My first excursion into the land of our northern neighbor was a trip to Toronto to see a concert. Being a naïve twenty-something at the time, I had unusual expectations for what I would encounter. When I drove into the country (pre-9/11 times here), the only hassle I got was for not having my dog’s papers. After assuring the border guards she was a good pup, my friend and I made our way on towards the city. At first we were a little confused by the speed limit signs posted in kilometers, and then, when we stopped for gas and paid in cash, we had a little trouble understanding the exchange rate – and the method of exchange. You see, we paid in American dollars and got back our change in Canadian dollars. Like I said, we were naïve twenty-somethings.
One of the more exhilarating parts of our trip was the drive through downtown Toronto. Having grown up in the farm country of the Midwest, I had been to larger cities like Chicago, St. Louis, Indianapolis and Columbus, Ohio, but for whatever reason I was mesmerized as if I had stepped into another world. And in a way I had. Toronto has the second largest population of foreign born inhabitants behind Miami, Florida; and unlike Miami, its mix spans all the corners of the globe – Miami’s diversity is primarily Cuban or Latin American. We finally made our way to the Molson Canadian Amphitheatre (actually located on Lake Shore Drive, so quite fitting given last month’s Small World Chicago), a multi-use venue that had been resurrected after the demolition of the original venue, The Forum, which was built in the early 1970s. The venue sits at Ontario Place, a multi-use site that includes the Ministry of Tourism, Culture and Sports, as well as a now defunct theme park that many hope reopens sometime in the near future.
Toronto is dotted with beautiful architecture throughout its urban melting pot boundaries.

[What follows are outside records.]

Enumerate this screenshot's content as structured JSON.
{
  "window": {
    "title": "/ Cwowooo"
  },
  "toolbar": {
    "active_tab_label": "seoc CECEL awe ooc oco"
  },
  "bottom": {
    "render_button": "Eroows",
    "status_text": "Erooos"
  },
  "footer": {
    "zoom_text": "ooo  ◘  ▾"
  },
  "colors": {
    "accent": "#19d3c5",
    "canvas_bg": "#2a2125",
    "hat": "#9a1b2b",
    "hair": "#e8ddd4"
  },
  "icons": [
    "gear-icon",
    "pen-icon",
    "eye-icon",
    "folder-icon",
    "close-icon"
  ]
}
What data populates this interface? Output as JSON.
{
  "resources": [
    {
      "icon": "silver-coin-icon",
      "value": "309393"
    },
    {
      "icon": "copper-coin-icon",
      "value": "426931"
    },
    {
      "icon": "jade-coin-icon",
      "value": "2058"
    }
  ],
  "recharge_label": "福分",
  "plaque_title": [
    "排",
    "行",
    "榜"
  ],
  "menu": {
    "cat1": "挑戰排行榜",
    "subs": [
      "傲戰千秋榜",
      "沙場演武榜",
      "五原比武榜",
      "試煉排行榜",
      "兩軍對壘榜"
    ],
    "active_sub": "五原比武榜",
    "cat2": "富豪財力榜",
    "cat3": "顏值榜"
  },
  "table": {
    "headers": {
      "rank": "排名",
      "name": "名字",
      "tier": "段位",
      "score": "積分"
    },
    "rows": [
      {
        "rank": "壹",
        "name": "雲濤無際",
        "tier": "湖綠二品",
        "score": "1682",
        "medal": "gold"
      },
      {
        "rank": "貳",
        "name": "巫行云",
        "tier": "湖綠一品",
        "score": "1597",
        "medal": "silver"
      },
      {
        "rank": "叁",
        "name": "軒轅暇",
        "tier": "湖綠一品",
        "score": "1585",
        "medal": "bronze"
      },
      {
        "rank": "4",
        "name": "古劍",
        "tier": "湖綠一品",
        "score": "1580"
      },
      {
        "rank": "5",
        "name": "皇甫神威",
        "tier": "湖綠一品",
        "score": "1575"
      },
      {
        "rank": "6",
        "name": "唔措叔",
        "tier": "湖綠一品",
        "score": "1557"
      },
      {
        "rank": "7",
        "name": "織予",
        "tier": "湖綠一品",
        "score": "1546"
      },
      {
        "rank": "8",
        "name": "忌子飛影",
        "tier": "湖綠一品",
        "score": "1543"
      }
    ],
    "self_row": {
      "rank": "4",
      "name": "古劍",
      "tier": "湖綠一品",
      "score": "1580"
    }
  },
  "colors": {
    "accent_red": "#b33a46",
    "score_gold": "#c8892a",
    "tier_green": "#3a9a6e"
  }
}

Of particular note is the Canadian National Tower, or CN Tower, which was completed in 1976, and at the time was the world’s tallest free-standing structure. It is still the tallest tower in North America at over 1,800 feet. In 1995, the American Society of Civil Engineers named it one of the modern Seven Wonders of the World. Also appearing on this list are the Channel Tunnel which links France and England, the Panama Canal and the Golden Gate Bridge. The CN Tower was originally designed to be a tripod consisting of three cylindrical pillars. Had this idea come to fruition, it would have been considerably shorter, rising to where the space deck (called the SkyPod) sits today at just under 1,500 feet. However, the biggest attraction on the CN Tower may be its Edge Walk, which at nearly 1,200 feet is the world’s highest full-circle, hands-free walking platform.
Toronto was first incorporated as York in the late 18th Century, but reverted to its present-day name in 1834 as a nod to its original native name of “tkaranto,” an Iroquois word that means, “place where trees stand in water.” The original “settlers” thought the ravine system in the area would make a great sewer (ah, history), and as a result, most of the waterways were covered over and exist only in the storm drains. Today, these bodies of water are included in a project called “The Lost River Walks,” whose aim is to educate participants about Toronto’s past. The walk consists of eleven brooks, streams and rivers that once provided natives of the area with abundant water.
Today, Toronto is considered by many to be one of the most progressive cities in the world. It has a very low crime rate compared to other cities of its size in North America, take for example its homicide rate is 3.3 per 100,000 as compared to Atlanta’s at 19.7 per 100,000. Toronto also boasts health and education systems that are highly sought after global models (well, depending where you fall on those issues that is, we won’t say any more than that!). Toronto is also blessed with 300 sunny days a year (though not all warm, of course) which tends to make for happier citizens who can enjoy their daily commutes and activities. And while that much sun should be reason enough to get outside, in those colder months, the inhabitants are surely glad to have PATH, the world’s largest underground pedestrian system servicing some 1,200 stores and restaurants. It’s nice to have options!